PROBLEM:
Collect all lines containing the word "label" from the data.

*** Opening GIVEN ENTRIES ***

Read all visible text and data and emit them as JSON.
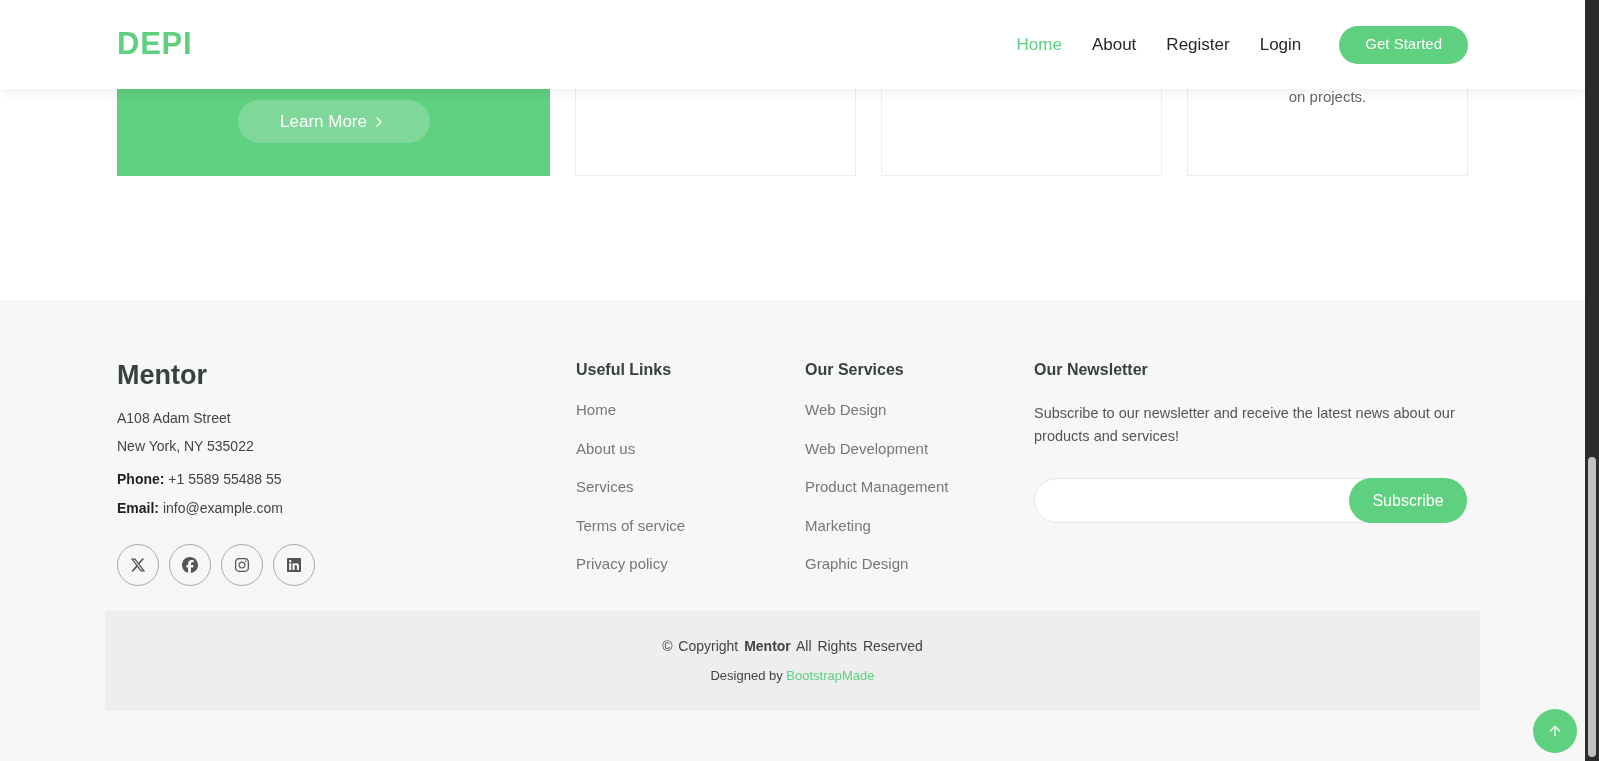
{
  "header": {
    "logo": "DEPI",
    "nav": [
      {
        "label": "Home",
        "selected": true
      },
      {
        "label": "About",
        "selected": false
      },
      {
        "label": "Register",
        "selected": false
      },
      {
        "label": "Login",
        "selected": false
      }
    ],
    "cta": "Get Started"
  },
  "cards": [
    {
      "kind": "feature",
      "button": "Learn More"
    },
    {
      "kind": "plain"
    },
    {
      "kind": "plain"
    },
    {
      "kind": "text",
      "text": "on projects."
    }
  ],
  "footer": {
    "brand": "Mentor",
    "address": [
      "A108 Adam Street",
      "New York, NY 535022"
    ],
    "contacts": [
      {
        "label": "Phone:",
        "value": "+1 5589 55488 55"
      },
      {
        "label": "Email:",
        "value": "info@example.com"
      }
    ],
    "socials": [
      {
        "kind": "x"
      },
      {
        "kind": "facebook"
      },
      {
        "kind": "instagram"
      },
      {
        "kind": "linkedin"
      }
    ],
    "columns": [
      {
        "title": "Useful Links",
        "links": [
          "Home",
          "About us",
          "Services",
          "Terms of service",
          "Privacy policy"
        ]
      },
      {
        "title": "Our Services",
        "links": [
          "Web Design",
          "Web Development",
          "Product Management",
          "Marketing",
          "Graphic Design"
        ]
      }
    ],
    "newsletter": {
      "title": "Our Newsletter",
      "text": "Subscribe to our newsletter and receive the latest news about our products and services!",
      "button": "Subscribe"
    },
    "copyright": "© Copyright **Mentor** All Rights Reserved",
    "designed_by": "Designed by",
    "designer": "BootstrapMade"
  }
}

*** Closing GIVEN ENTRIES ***

ANSWER SECTION:
        "label": "Home",
        "label": "About",
        "label": "Register",
        "label": "Login",
        "label": "Phone:",
        "label": "Email:",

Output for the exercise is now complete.